If the Euro CT leg does runs this year, it could well be the last.
German and Korean football leagues aside, sporting events the world over are largely in a holding pattern at the moment.
But there isn’t too much doubt about whether they’ll ever come back.
UEFA’s Euros and the Tokyo Olympics are postponed until 2021, the Premier League is still tied up in knots as to what to do with the 2019/20 season conclusion, but there’s little talk of never seeing them again.
When the C-19 pandemic eventually passes, most sports events will be back to the resumption of regular service, if perhaps a bit slimmed down due to the harder economic times widely anticipated.
But when last month the WSL announced all its events were postponed until the end of June pending another announcement in a couple of weeks from now, it also announced that from next year, the Tour is likely to be radically changed.
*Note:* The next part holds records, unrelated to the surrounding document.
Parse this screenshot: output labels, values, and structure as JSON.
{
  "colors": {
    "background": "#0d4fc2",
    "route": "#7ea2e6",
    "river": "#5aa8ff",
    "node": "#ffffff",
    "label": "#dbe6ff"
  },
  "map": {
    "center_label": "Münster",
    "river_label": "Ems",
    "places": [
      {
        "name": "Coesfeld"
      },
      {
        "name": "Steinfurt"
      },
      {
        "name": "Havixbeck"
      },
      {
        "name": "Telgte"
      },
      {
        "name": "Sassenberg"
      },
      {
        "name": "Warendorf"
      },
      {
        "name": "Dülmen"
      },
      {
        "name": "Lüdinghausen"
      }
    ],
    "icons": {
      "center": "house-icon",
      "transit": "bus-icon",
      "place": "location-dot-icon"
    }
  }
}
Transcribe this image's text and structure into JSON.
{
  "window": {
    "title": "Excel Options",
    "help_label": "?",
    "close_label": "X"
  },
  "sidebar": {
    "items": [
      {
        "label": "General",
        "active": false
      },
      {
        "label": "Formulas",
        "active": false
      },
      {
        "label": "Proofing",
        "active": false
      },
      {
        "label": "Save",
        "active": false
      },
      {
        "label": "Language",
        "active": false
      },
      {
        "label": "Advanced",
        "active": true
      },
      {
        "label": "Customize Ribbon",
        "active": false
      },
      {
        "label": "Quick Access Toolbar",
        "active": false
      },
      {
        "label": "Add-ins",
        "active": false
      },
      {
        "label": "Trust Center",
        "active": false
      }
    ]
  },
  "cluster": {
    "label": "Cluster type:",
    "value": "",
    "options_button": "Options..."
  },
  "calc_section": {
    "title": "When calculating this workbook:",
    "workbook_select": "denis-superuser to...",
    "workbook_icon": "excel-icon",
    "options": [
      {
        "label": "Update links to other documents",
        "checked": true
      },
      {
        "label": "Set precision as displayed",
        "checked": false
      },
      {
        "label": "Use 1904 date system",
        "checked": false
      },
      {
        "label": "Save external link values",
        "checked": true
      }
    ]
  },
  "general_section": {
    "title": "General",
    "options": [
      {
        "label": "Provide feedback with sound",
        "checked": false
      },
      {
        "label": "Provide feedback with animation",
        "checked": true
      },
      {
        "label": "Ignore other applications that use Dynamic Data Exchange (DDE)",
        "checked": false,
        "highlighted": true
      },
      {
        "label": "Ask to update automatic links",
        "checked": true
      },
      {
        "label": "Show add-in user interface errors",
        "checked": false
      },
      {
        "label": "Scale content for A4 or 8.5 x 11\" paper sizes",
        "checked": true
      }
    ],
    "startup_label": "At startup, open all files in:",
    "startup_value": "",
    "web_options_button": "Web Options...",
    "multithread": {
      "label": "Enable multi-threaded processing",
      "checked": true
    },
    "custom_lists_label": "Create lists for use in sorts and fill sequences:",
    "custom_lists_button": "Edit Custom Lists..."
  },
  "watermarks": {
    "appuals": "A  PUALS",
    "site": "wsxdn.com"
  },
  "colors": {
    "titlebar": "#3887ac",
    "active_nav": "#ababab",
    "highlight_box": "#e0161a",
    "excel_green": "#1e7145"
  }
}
Reading between the lines of the shape of competitive surfing’s future outlined in that announcement, the autumn Euro CT leg is feeling more and more like the proverbial dino rolling a glassy eye skyward to behold a giant asteroid burning through the atmosphere, hurtling towards the Yucatan at a million mph.
It could well be curtains.
The WSL will be very likely be back up and running in 2021, but WL understands that the format changes put about by Erick Logan in the last announcement are essentially the format changes his predecessor Sophie Goldschmidt tried to get through a couple of years back.
And while that shake-up turned out to be unsuccessful, presumably due to opposition from athletes and other stakeholders, the C-19 pandemic seems to be the catalyst get those major systemic changes through once and for all.
As E-Lo himself admitted, it’s tough to make massive changes to a Tour that’s in almost perpetual motion. Right now though, in these unique circumstances, the ultimatum in terms of maintaining the vital top down investment from the WSL’s owners could be simply; it’s this tour, or no tour.
While E-Lo talked at some length about the surf off to decide the world champ very much key to Sophie’s 2017 proposal, what wasn’t mentioned was the completion of CT hostilities in September.
Back then, there was talk of shifting the Portugal CT event to spring and the QPF becoming a QS/Challenger Series event, or also being moved to spring. That again, seems very much on the cards.
As yet there is no update to France’s 2020 CT event, but if it (and Portugal and Pipe) do run, it’ll probably be as speciality/showcase events, rather than part of deciding a 2020 World champ.
Or, perhaps less likely, counting towards the new format 2021 Championship Tour.
Either way, the much talked about surf-offs in September (in Indonesia?) seems like the most likely way the next world champ will be decided.
If so, and assuming you’re allowed to get to Hossegor, this year could well be the last Quik Pro France autumn jaunt you do.
The very last time you see John or Gabriel getting a croissant waiting for the offshores to kick in on a lay day, the very last time you paddle out watching Caroline Marks getting coned in front of you, the last time you find yourself making shapes on a 4am dancefloor with whichever early round loser was ‘resetting’ in the traditional Euro leg way.
Unless of course, 2019 was.